China Finds Own Policy Making in Spotlight as G-20 Faces Turmoilby
Zhou likens policy communications to telegraphing chess moves
Lagarde, Lew call for improved communications from government
China’s leadership is ramping up its communication before global policy makers arrive for the Group of 20 meetings in Shanghai next week.
Uncertainty about China’s slowdown has added to bearish sentiment in financial markets this year as the government in Beijing sent mixed signals about managing the currency and stock markets. That’s prompted officials from International Monetary Fund Managing Director Christine Lagarde to U.S. Treasury Secretary Jacob J. Lew to call for better communication.
Just before the first gathering this year of G-20 finance ministers and central bankers in China, set for Feb. 26-27, People’s Bank of China Governor Zhou Xiaochuan broke a months-long silence in an interview with Caixin magazine published Saturday, arguing there’s no basis for continued yuan depreciation. Zhou is also scheduled to speak at a forum in Beijing Friday, along with Finance Minister Lou Jiwei.

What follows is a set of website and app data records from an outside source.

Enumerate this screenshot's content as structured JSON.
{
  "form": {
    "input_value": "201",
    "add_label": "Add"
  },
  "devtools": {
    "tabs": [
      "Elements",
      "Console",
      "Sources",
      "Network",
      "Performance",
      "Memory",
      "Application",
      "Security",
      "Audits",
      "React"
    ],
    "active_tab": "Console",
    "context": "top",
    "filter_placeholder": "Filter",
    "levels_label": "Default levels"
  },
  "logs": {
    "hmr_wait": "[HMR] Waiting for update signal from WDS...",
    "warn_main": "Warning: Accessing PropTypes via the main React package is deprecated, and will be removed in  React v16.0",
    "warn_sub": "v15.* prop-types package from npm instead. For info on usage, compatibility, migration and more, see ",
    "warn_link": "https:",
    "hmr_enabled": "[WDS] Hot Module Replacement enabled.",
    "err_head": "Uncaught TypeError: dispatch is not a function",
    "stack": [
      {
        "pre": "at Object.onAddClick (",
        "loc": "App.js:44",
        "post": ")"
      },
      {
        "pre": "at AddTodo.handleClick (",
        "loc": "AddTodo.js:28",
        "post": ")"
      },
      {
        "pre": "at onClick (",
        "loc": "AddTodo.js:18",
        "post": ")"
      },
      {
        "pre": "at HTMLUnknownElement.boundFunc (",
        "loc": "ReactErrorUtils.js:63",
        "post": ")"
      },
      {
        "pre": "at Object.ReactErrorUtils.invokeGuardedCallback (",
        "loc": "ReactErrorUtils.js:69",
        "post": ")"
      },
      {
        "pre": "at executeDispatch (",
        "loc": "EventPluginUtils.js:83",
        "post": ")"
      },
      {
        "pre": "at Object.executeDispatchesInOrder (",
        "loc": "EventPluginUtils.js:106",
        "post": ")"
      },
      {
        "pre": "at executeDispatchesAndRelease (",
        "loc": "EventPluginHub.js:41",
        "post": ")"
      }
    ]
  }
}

“Since last summer’s stock market debacle, the market’s confidence in Chinese leaders’ ability to govern their economy has been badly shaken and it has yet to be repaired,” said Scott Kennedy, director of the Project on Chinese Business and Political Economy at the Center for Strategic and International Studies in Washington. “The longer this situation lasts, the greater potential damage the unpredictability about China’s economic situation could have on global markets.”
Hosting the G-20 was supposed to be a showcase for China’s growing global stature, building on the IMF’s backing of the yuan as a reserve currency last year and the nation starting a new development lender, the $100 billion Asian Infrastructure Investment Bank.

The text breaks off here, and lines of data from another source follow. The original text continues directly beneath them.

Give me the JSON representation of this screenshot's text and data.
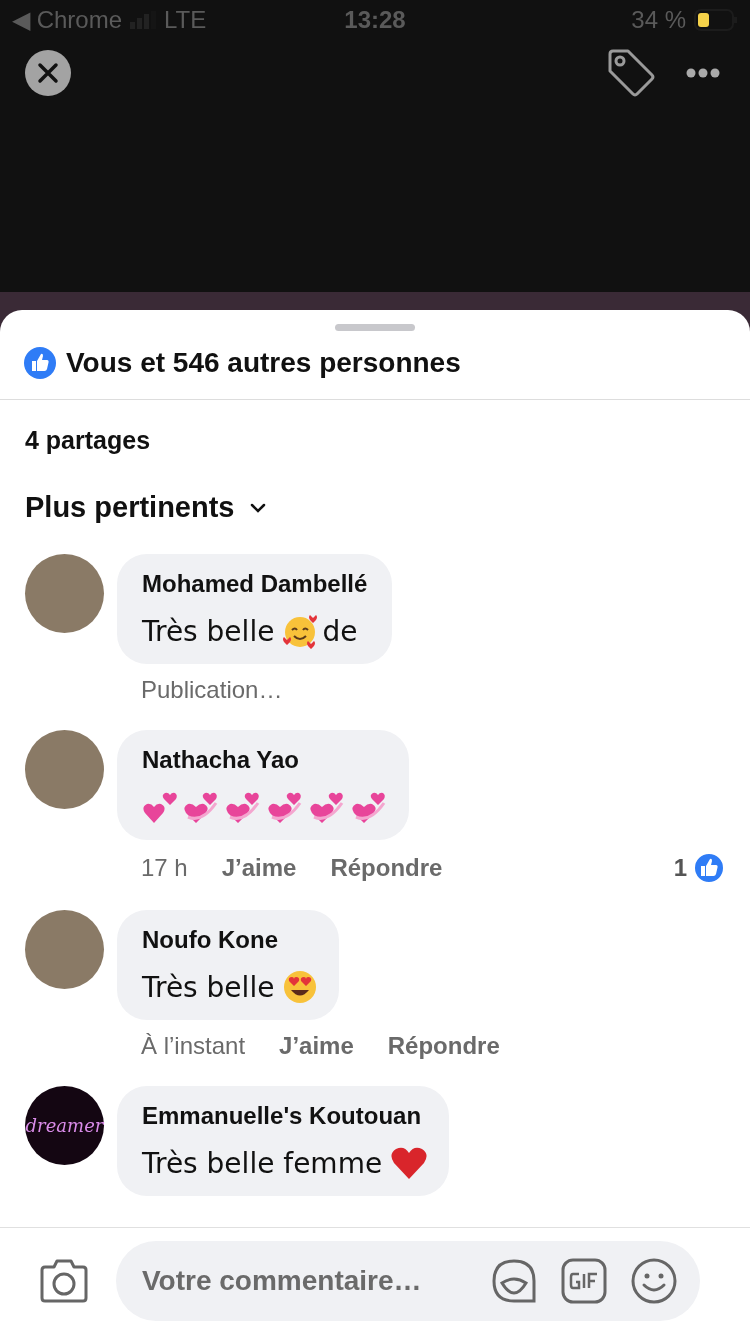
{
  "status_bar": {
    "back_app": "◀ Chrome",
    "network": "LTE",
    "time": "13:28",
    "battery": "34 %"
  },
  "reactions": {
    "summary": "Vous et 546 autres personnes"
  },
  "shares": "4 partages",
  "sort": {
    "label": "Plus pertinents"
  },
  "comments": [
    {
      "author": "Mohamed Dambellé",
      "parts": [
        {
          "kind": "text",
          "text": "Très belle"
        },
        {
          "kind": "face-hearts"
        },
        {
          "kind": "text",
          "text": "de"
        }
      ],
      "meta": [
        {
          "kind": "info",
          "text": "Publication…"
        }
      ]
    },
    {
      "author": "Nathacha Yao",
      "parts": [
        {
          "kind": "two-hearts"
        },
        {
          "kind": "revolving-hearts"
        },
        {
          "kind": "revolving-hearts"
        },
        {
          "kind": "revolving-hearts"
        },
        {
          "kind": "revolving-hearts"
        },
        {
          "kind": "revolving-hearts"
        }
      ],
      "meta": [
        {
          "kind": "info",
          "text": "17 h"
        },
        {
          "kind": "action",
          "text": "J’aime"
        },
        {
          "kind": "action",
          "text": "Répondre"
        }
      ],
      "like_count": "1"
    },
    {
      "author": "Noufo Kone",
      "parts": [
        {
          "kind": "text",
          "text": "Très belle"
        },
        {
          "kind": "heart-eyes"
        }
      ],
      "meta": [
        {
          "kind": "info",
          "text": "À l’instant"
        },
        {
          "kind": "action",
          "text": "J’aime"
        },
        {
          "kind": "action",
          "text": "Répondre"
        }
      ]
    },
    {
      "author": "Emmanuelle's Koutouan",
      "avatar_text": "dreamer",
      "parts": [
        {
          "kind": "text",
          "text": "Très belle femme"
        },
        {
          "kind": "red-heart"
        }
      ]
    }
  ],
  "composer": {
    "placeholder": "Votre commentaire…"
  }
}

Now, as China prepares to host the premier forum for global economic matters amid the Pudong financial district’s soaring skyscrapers, the nation’s ability to manage its economy threatens to overshadow its accomplishments.
Zhou, the longest-serving G-20 central bank chief after 13 years on the job, expanded on his views on monetary policy communication in the Caixin interview, saying the central bank has different strategies for different market participants.
“For institutions that use foreign exchange, such as importers and exporters, it is important for the central bank to guide and stabilize their expectations,” Zhou said. “For speculators, however, the central bank views them as rivals in a game, and it is unimaginable for the central bank to reveal its operational strategies to them. This is like a player who will never reveal his next moves to the opponent in a game of chess.”
Still, one interview isn’t a communications strategy, and with China exerting more pull on global markets than ever before, investors and policy makers want to hear more.
Lew discussed the need for China to communicate its policies and actions to the market in a call earlier this month with Chinese Vice Premier Wang Yang. And Chinese officials who attended this year’s World Economic Forum in Davos, Switzerland, got an earful about how the government’s actions can often leave the rest of the world guessing.
“There is a communication issue,” Lagarde said on a panel, referring to confusion about China’s shift toward a more market-set exchange rate.
“We all want clarity,” added Goldman Sachs Group Inc. President Gary Cohn.
Fang Xinghai, vice chairman of the China Securities Regulatory Commission, responded to them that China should do better, and it’s learning. He acknowledged that the “system isn’t structured in a way that’s able to communicate seamlessly with the market.”
Unlike central bankers in the world’s other major economies, Zhou can advocate for policies, but he lacks the independence of global peers.
To be sure, central bankers in other major economies haven’t mastered the communications challenge either. Then-Federal Reserve Chairman Ben S. Bernanke roiled global stocks and currencies in 2013 with one line of his testimony to lawmakers about when the central bank might slow its bond buying. Bank of Japan Governor Haruhiko Kuroda said negative interest rates weren’t an option. Now they’re policy.
Kuroda told parliament Thursday that major economies should take coordinated action if needed to stabilize global markets, and that doing so would be on the agenda in Shanghai. “Economic and financial conditions in each nation will be a big topic at the G-20 meeting,” he said. “There will be of course a discussion on volatile moves in global financial markets and reasons behind them.”